Various companies offer free Web hosting for personal use that can be used for this purpose.
- If you have Microsoft Personal Web Server installed, try to publish to http://localhost.
- Try to publish to a local hard disk.
If you can publish to a different remote host, there may be a problem with your remote Web server. Contact the administrator of your Web hosting company.
If you cannot publish to the remote location but can publish locally, there may be a problem connecting to the Internet. Repeat test 1 to try to isolate the problem, or contact your network administrator or ISP.
If you cannot publish locally or remotely, there may be a problem with your installation of FrontPage.
Test 6: Create a Test Web
Create a new one-page Web, and then try to publish it.IMPORTANT
: Do not overwrite existing files. Rename the test Web before you try to publish it.
If you can publish the test Web, there may be a problem with the Web that you are trying to publish.
Test 7: Check Web Folders
- Try to open your Web in FrontPage from the Run command. To do this, click Start, click Run, type frontpg.exe path_to_Web, and then click OK.
- Try to open your Web in FrontPage from Internet Explorer, and then click Edit with Microsoft FrontPage on the File menu.
If step 1 is successful, or if step 2 is not successful, there may be a problem with your Web Folders installation. For additional information about Web Folders, click the article number below to view the article in the Microsoft Knowledge Base:
Troubleshooting Web Folders
More Troubleshooting Procedures
View the Log Files
View the log files to see if there is any information that may explain why you cannot publish your Web. To do this, follow these steps:

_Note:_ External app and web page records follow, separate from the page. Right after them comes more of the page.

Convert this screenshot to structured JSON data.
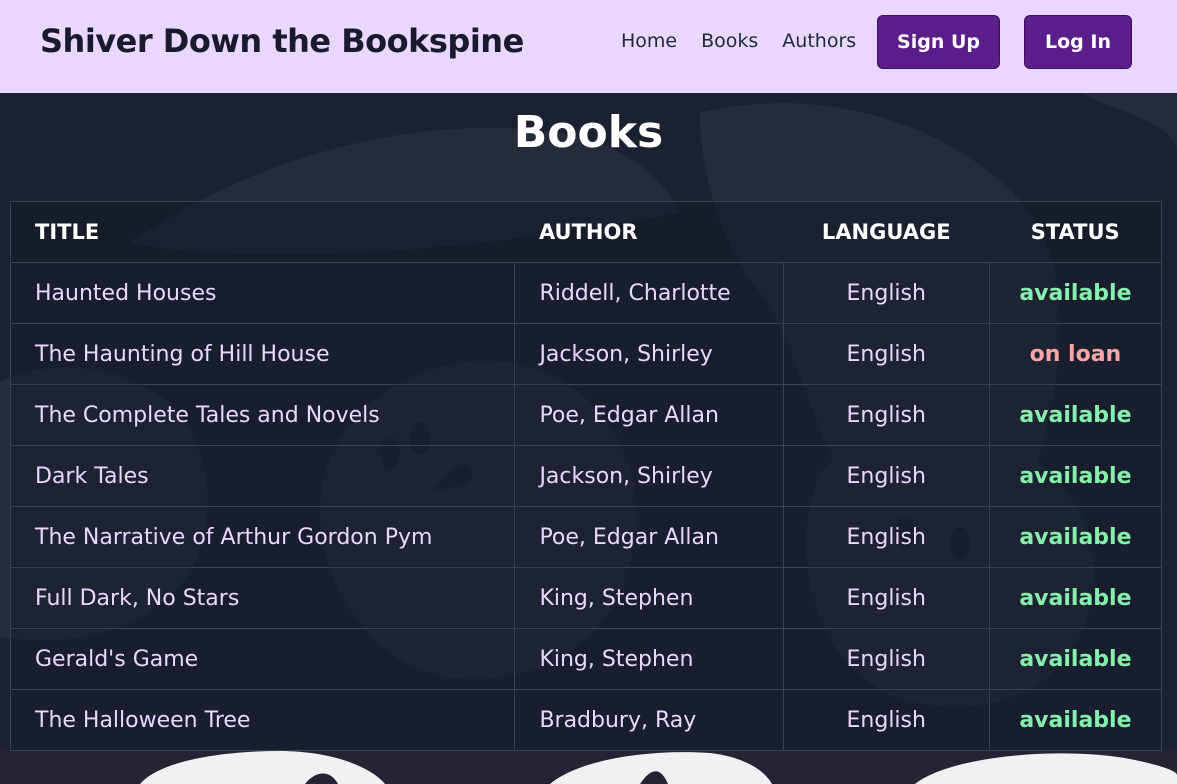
{
  "header": {
    "brand": "Shiver Down the Bookspine",
    "nav": [
      "Home",
      "Books",
      "Authors"
    ],
    "signup_label": "Sign Up",
    "login_label": "Log In"
  },
  "main": {
    "title": "Books",
    "columns": {
      "title": "TITLE",
      "author": "AUTHOR",
      "language": "LANGUAGE",
      "status": "STATUS"
    },
    "rows": [
      {
        "title": "Haunted Houses",
        "author": "Riddell, Charlotte",
        "language": "English",
        "status": "available"
      },
      {
        "title": "The Haunting of Hill House",
        "author": "Jackson, Shirley",
        "language": "English",
        "status": "on loan"
      },
      {
        "title": "The Complete Tales and Novels",
        "author": "Poe, Edgar Allan",
        "language": "English",
        "status": "available"
      },
      {
        "title": "Dark Tales",
        "author": "Jackson, Shirley",
        "language": "English",
        "status": "available"
      },
      {
        "title": "The Narrative of Arthur Gordon Pym",
        "author": "Poe, Edgar Allan",
        "language": "English",
        "status": "available"
      },
      {
        "title": "Full Dark, No Stars",
        "author": "King, Stephen",
        "language": "English",
        "status": "available"
      },
      {
        "title": "Gerald's Game",
        "author": "King, Stephen",
        "language": "English",
        "status": "available"
      },
      {
        "title": "The Halloween Tree",
        "author": "Bradbury, Ray",
        "language": "English",
        "status": "available"
      }
    ]
  },
  "colors": {
    "header_bg": "#ead7fd",
    "button_bg": "#5b1d8a",
    "available": "#86efac",
    "on_loan": "#fca5a5",
    "page_bg": "#1b2130"
  },
  "icons": [
    "ghost-icon"
  ]
}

- To view the FrontPage log files:
- On the Tools menu in FrontPage, click Options, and then click the Publish tab.
- Click View log files.

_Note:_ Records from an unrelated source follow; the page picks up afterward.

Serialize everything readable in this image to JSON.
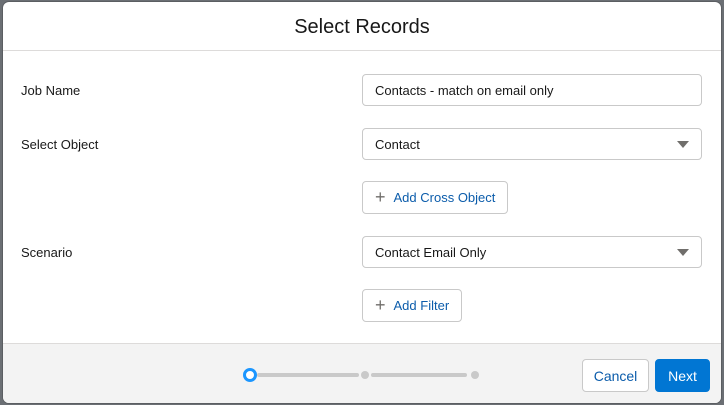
{
  "modal": {
    "title": "Select Records"
  },
  "form": {
    "job_name_label": "Job Name",
    "job_name_value": "Contacts - match on email only",
    "object_label": "Select Object",
    "object_value": "Contact",
    "add_cross_object_label": "Add Cross Object",
    "scenario_label": "Scenario",
    "scenario_value": "Contact Email Only",
    "add_filter_label": "Add Filter"
  },
  "progress": {
    "total_steps": 3,
    "current_step": 1
  },
  "footer": {
    "cancel_label": "Cancel",
    "next_label": "Next"
  },
  "colors": {
    "brand": "#0176d3",
    "link": "#0b5cab",
    "active_step": "#1b96ff"
  },
  "icons": {
    "plus": "plus-icon",
    "dropdown": "chevron-down-icon"
  }
}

- To view the Wecerr.txt file:
- Click Start, click Search, and then click All Files and Folders.
- In the All or part of the file name box, type wecerr.txt.
- In the Look in list, click My Computer.
- Click Search.
- View the file.
Replace Corrupted Passwords
To replace corrupted password files, follow these steps:
- Search for and then delete PWL (*.pwl) files. PWL files store your encrypted Windows passwords.
- Restart your computer.
- When Windows prompts for a password, type your user name, but leave the password blank. Click OK.
Do not click Cancel.
Create a New Connectoid
Some ISPs run a script that can interfere the "logon to network" setting. Note the properties of the existing connectoid, and then create a new one with the same properties. This replaces the connectoid in case it is corrupted.